Enter the number of vendor daemon restart retries (Default: 10):
============================================
Installation Complete
---------------------
Congratulations.
FlexNet Publisher License Server Manager has been
successfully installed to:
/opt/FNPLicenseServerManager
PRESS <ENTER> TO EXIT THE INSTALLER:

I have pressed ENTER each time an option was given, and I’ve rewritten files when possible. The idea is to have the installation on the same place than before. Now we chown and start the server as written on the support document.

amira@amira:$ sudo chown -R amira /opt/FNPLicenseServerManager
amira@amira:$ /opt/FNPLicenseServerManager/lmadmin

The webpage http://amira:8090/systeminfo works. We get an image similar to the one above (taken also from the support document). We create the license.dat, change the admin password, and try to start the mclsmd. Since it doesn’t work, we copy the necessary files.

amira@amira:$ cp FlexNetLicenseServerTools/mcslmd /opt/FNPLicenseServerManager/
amira@amira:$ 13:15:05 (mcslmd) ERROR: vendor binary mcslmd not found - request to start ignored.

amira@amira:$ cp FlexNetLicenseServerTools/mcslmd_libFNP.so /opt/FNPLicenseServerManager/
amira@amira-lic:/usr/local$ 13:17:48 (mcslmd) ERROR: vendor binary mcslmd not found - request to start ignored.

Sadly, that seems NOT to be enough. For some reason, mcslmd doesn’t run. As root I do

root@amira:~# chmod 777 /opt/FNPLicenseServerManager/mcslmd

and try reimporting the license from the web interface. With success! 😊😊😊. All the daemons run, I can open my previous amira install, and my users are happy 😊 😆 😀.

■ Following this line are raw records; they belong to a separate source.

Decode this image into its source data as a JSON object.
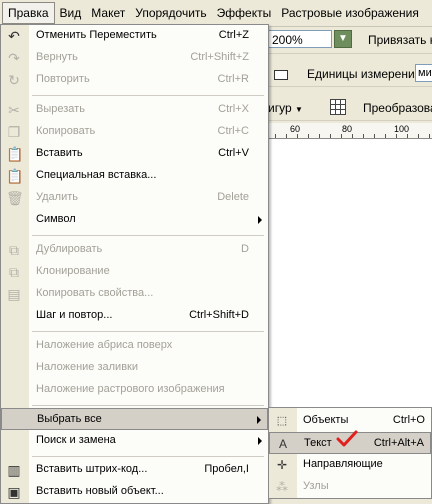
{
  "menubar": {
    "items": [
      "Правка",
      "Вид",
      "Макет",
      "Упорядочить",
      "Эффекты",
      "Растровые изображения"
    ]
  },
  "toolbar": {
    "zoom_value": "200%",
    "snap_label": "Привязать к",
    "units_label": "Единицы измерения:",
    "units_value": "ми",
    "shapes_label": "игур",
    "transform_label": "Преобразова"
  },
  "ruler": {
    "ticks": [
      "60",
      "80",
      "100"
    ]
  },
  "edit_menu": {
    "undo": {
      "label": "Отменить Переместить",
      "shortcut": "Ctrl+Z"
    },
    "redo": {
      "label": "Вернуть",
      "shortcut": "Ctrl+Shift+Z"
    },
    "repeat": {
      "label": "Повторить",
      "shortcut": "Ctrl+R"
    },
    "cut": {
      "label": "Вырезать",
      "shortcut": "Ctrl+X"
    },
    "copy": {
      "label": "Копировать",
      "shortcut": "Ctrl+C"
    },
    "paste": {
      "label": "Вставить",
      "shortcut": "Ctrl+V"
    },
    "paste_special": {
      "label": "Специальная вставка..."
    },
    "delete": {
      "label": "Удалить",
      "shortcut": "Delete"
    },
    "symbol": {
      "label": "Символ"
    },
    "duplicate": {
      "label": "Дублировать",
      "shortcut": "D"
    },
    "clone": {
      "label": "Клонирование"
    },
    "copy_properties": {
      "label": "Копировать свойства..."
    },
    "step_repeat": {
      "label": "Шаг и повтор...",
      "shortcut": "Ctrl+Shift+D"
    },
    "overprint_outline": {
      "label": "Наложение абриса поверх"
    },
    "overprint_fill": {
      "label": "Наложение заливки"
    },
    "overprint_bitmap": {
      "label": "Наложение растрового изображения"
    },
    "select_all": {
      "label": "Выбрать все"
    },
    "find_replace": {
      "label": "Поиск и замена"
    },
    "insert_barcode": {
      "label": "Вставить штрих-код...",
      "shortcut": "Пробел,I"
    },
    "insert_object": {
      "label": "Вставить новый объект..."
    }
  },
  "select_all_submenu": {
    "objects": {
      "label": "Объекты",
      "shortcut": "Ctrl+O"
    },
    "text": {
      "label": "Текст",
      "shortcut": "Ctrl+Alt+A"
    },
    "guides": {
      "label": "Направляющие"
    },
    "nodes": {
      "label": "Узлы"
    }
  },
  "colors": {
    "check_red": "#e0201c",
    "highlight": "#d4d0c8",
    "gutter": "#ece9d8"
  }
}
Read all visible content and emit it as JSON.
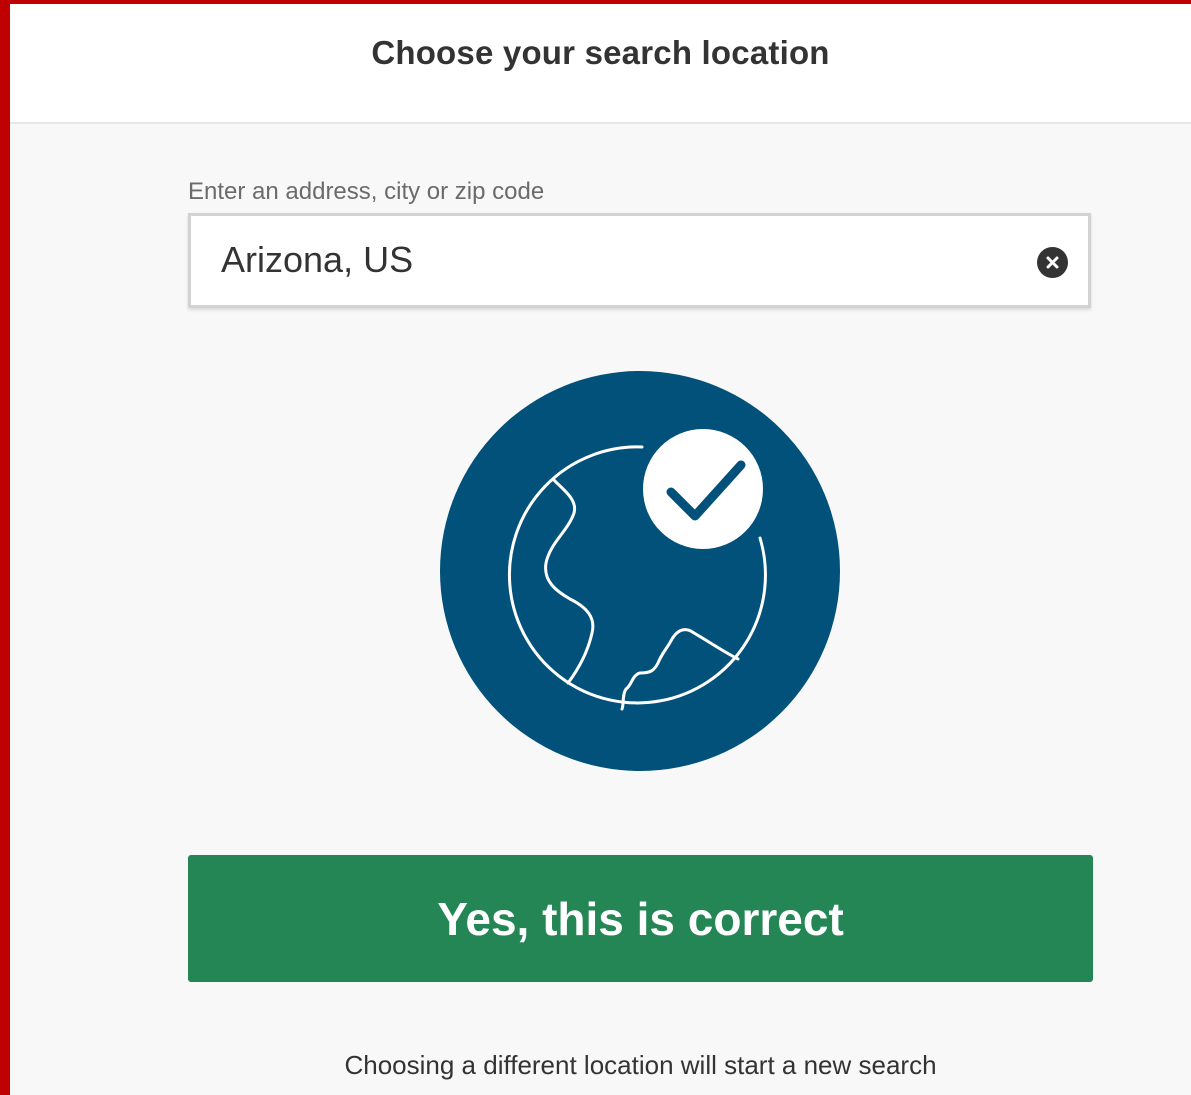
{
  "header": {
    "title": "Choose your search location"
  },
  "location_input": {
    "label": "Enter an address, city or zip code",
    "value": "Arizona, US",
    "clear_icon": "close-circle-icon"
  },
  "illustration": {
    "icon": "globe-check-icon"
  },
  "confirm_button": {
    "label": "Yes, this is correct"
  },
  "footnote": "Choosing a different location will start a new search",
  "colors": {
    "frame_accent": "#c00000",
    "globe_bg": "#02517a",
    "button_bg": "#238654",
    "text": "#333333",
    "label": "#6b6b6b"
  }
}
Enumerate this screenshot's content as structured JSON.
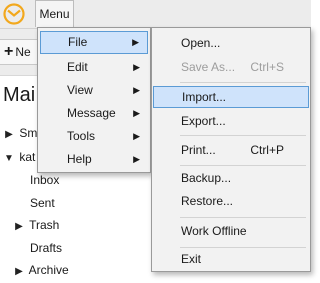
{
  "menubar": {
    "menu_label": "Menu"
  },
  "toolbar": {
    "new_label": "Ne"
  },
  "pane": {
    "title": "Mai"
  },
  "tree": {
    "items": [
      {
        "label": "Sm",
        "twisty": "▶"
      },
      {
        "label": "kat",
        "twisty": "▼"
      },
      {
        "label": "Inbox"
      },
      {
        "label": "Sent"
      },
      {
        "label": "Trash",
        "twisty": "▶"
      },
      {
        "label": "Drafts"
      },
      {
        "label": "Archive",
        "twisty": "▶"
      }
    ]
  },
  "main_menu": {
    "items": [
      {
        "label": "File"
      },
      {
        "label": "Edit"
      },
      {
        "label": "View"
      },
      {
        "label": "Message"
      },
      {
        "label": "Tools"
      },
      {
        "label": "Help"
      }
    ],
    "arrow": "▶"
  },
  "file_menu": {
    "items": [
      {
        "label": "Open..."
      },
      {
        "label": "Save As...",
        "shortcut": "Ctrl+S"
      },
      {
        "label": "Import..."
      },
      {
        "label": "Export..."
      },
      {
        "label": "Print...",
        "shortcut": "Ctrl+P"
      },
      {
        "label": "Backup..."
      },
      {
        "label": "Restore..."
      },
      {
        "label": "Work Offline"
      },
      {
        "label": "Exit"
      }
    ]
  },
  "colors": {
    "selection": "#cfe3fb",
    "selection_border": "#5b9bd5",
    "logo": "#f2a81d"
  },
  "icons": {
    "logo": "envelope-logo-icon",
    "submenu": "chevron-right-icon",
    "new": "plus-icon"
  }
}
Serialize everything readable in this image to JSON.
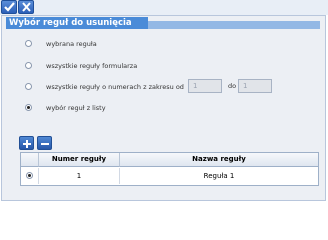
{
  "toolbar": {
    "confirm_icon": "check-icon",
    "cancel_icon": "close-icon"
  },
  "panel": {
    "title": "Wybór reguł do usunięcia",
    "options": [
      {
        "label": "wybrana reguła",
        "selected": false
      },
      {
        "label": "wszystkie reguły formularza",
        "selected": false
      },
      {
        "label": "wszystkie reguły o numerach z zakresu od",
        "selected": false
      },
      {
        "label": "wybór reguł z listy",
        "selected": true
      }
    ],
    "range": {
      "from_value": "1",
      "to_label": "do",
      "to_value": "1"
    },
    "buttons": {
      "add_icon": "plus-icon",
      "remove_icon": "minus-icon"
    },
    "grid": {
      "columns": [
        "",
        "Numer reguły",
        "Nazwa reguły"
      ],
      "rows": [
        {
          "selected": true,
          "number": "1",
          "name": "Reguła 1"
        }
      ]
    }
  }
}
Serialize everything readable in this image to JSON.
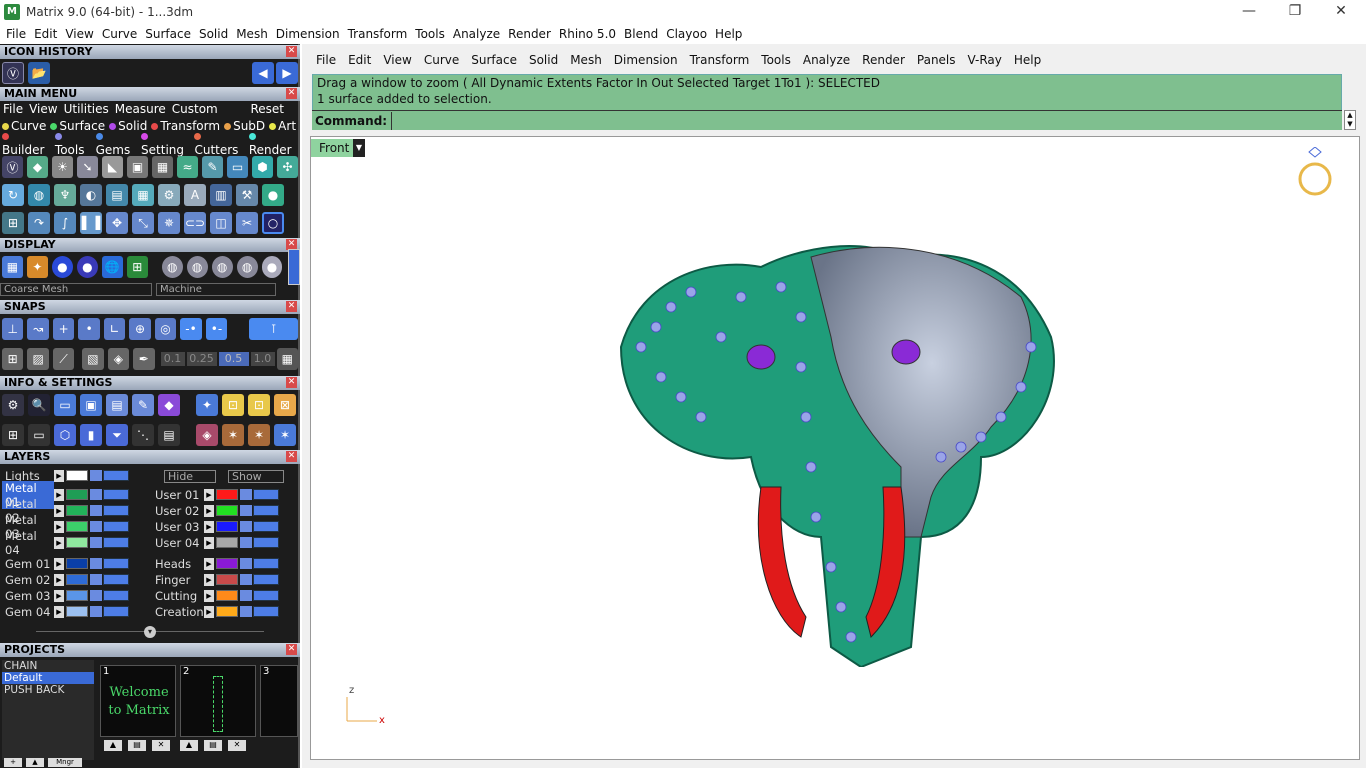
{
  "window": {
    "title": "Matrix 9.0 (64-bit) - 1...3dm",
    "min": "—",
    "restore": "❐",
    "close": "✕"
  },
  "menubar": [
    "File",
    "Edit",
    "View",
    "Curve",
    "Surface",
    "Solid",
    "Mesh",
    "Dimension",
    "Transform",
    "Tools",
    "Analyze",
    "Render",
    "Rhino 5.0",
    "Blend",
    "Clayoo",
    "Help"
  ],
  "panels": {
    "icon_history": "ICON HISTORY",
    "main_menu": "MAIN MENU",
    "display": "DISPLAY",
    "snaps": "SNAPS",
    "info_settings": "INFO & SETTINGS",
    "layers": "LAYERS",
    "projects": "PROJECTS"
  },
  "main_menu_items": [
    "File",
    "View",
    "Utilities",
    "Measure",
    "Custom"
  ],
  "main_menu_reset": "Reset",
  "builder_row1": [
    {
      "label": "Curve",
      "color": "#e8d84a"
    },
    {
      "label": "Surface",
      "color": "#4ad86a"
    },
    {
      "label": "Solid",
      "color": "#b04ae8"
    },
    {
      "label": "Transform",
      "color": "#e84a4a"
    },
    {
      "label": "SubD",
      "color": "#e8a04a"
    },
    {
      "label": "Art",
      "color": "#e8e84a"
    }
  ],
  "builder_row2": [
    {
      "label": "Builder",
      "color": "#e84a4a"
    },
    {
      "label": "Tools",
      "color": "#8a8ae8"
    },
    {
      "label": "Gems",
      "color": "#4a8ae8"
    },
    {
      "label": "Setting",
      "color": "#d84ae8"
    },
    {
      "label": "Cutters",
      "color": "#e86a4a"
    },
    {
      "label": "Render",
      "color": "#4ae8d8"
    }
  ],
  "display": {
    "mesh": "Coarse Mesh",
    "material": "Machine"
  },
  "snaps_values": [
    "0.1",
    "0.25",
    "0.5",
    "1.0"
  ],
  "layers": {
    "lights": "Lights",
    "hide": "Hide",
    "show": "Show",
    "left": [
      {
        "name": "Metal 01",
        "color": "#1f9d55"
      },
      {
        "name": "Metal 02",
        "color": "#22b35a"
      },
      {
        "name": "Metal 03",
        "color": "#3ccf6a"
      },
      {
        "name": "Metal 04",
        "color": "#8fe89f"
      },
      {
        "name": "Gem 01",
        "color": "#0a3fa8"
      },
      {
        "name": "Gem 02",
        "color": "#2e6bd6"
      },
      {
        "name": "Gem 03",
        "color": "#5a95e8"
      },
      {
        "name": "Gem 04",
        "color": "#9cc0f0"
      }
    ],
    "right": [
      {
        "name": "User 01",
        "color": "#ff1a1a"
      },
      {
        "name": "User 02",
        "color": "#22e022"
      },
      {
        "name": "User 03",
        "color": "#1a1aff"
      },
      {
        "name": "User 04",
        "color": "#a8a8a8"
      },
      {
        "name": "Heads",
        "color": "#8a1ad6"
      },
      {
        "name": "Finger",
        "color": "#c84a4a"
      },
      {
        "name": "Cutting",
        "color": "#ff8a1a"
      },
      {
        "name": "Creation",
        "color": "#ffaa1a"
      }
    ]
  },
  "projects": {
    "list": [
      "CHAIN",
      "Default",
      "PUSH BACK"
    ],
    "thumbs": [
      {
        "num": "1",
        "text": "Welcome to Matrix"
      },
      {
        "num": "2",
        "text": ""
      },
      {
        "num": "3",
        "text": ""
      }
    ],
    "mngr": "Mngr"
  },
  "right_menu": [
    "File",
    "Edit",
    "View",
    "Curve",
    "Surface",
    "Solid",
    "Mesh",
    "Dimension",
    "Transform",
    "Tools",
    "Analyze",
    "Render",
    "Panels",
    "V-Ray",
    "Help"
  ],
  "command": {
    "line1": "Drag a window to zoom ( All  Dynamic  Extents  Factor  In  Out  Selected  Target  1To1 ): SELECTED",
    "line2": "1 surface added to selection.",
    "label": "Command:"
  },
  "viewport": {
    "name": "Front",
    "axis_z": "z",
    "axis_x": "x"
  }
}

EXTRA: since we rely on a standard FLEXlm server, here you have the FLEXlm error codes.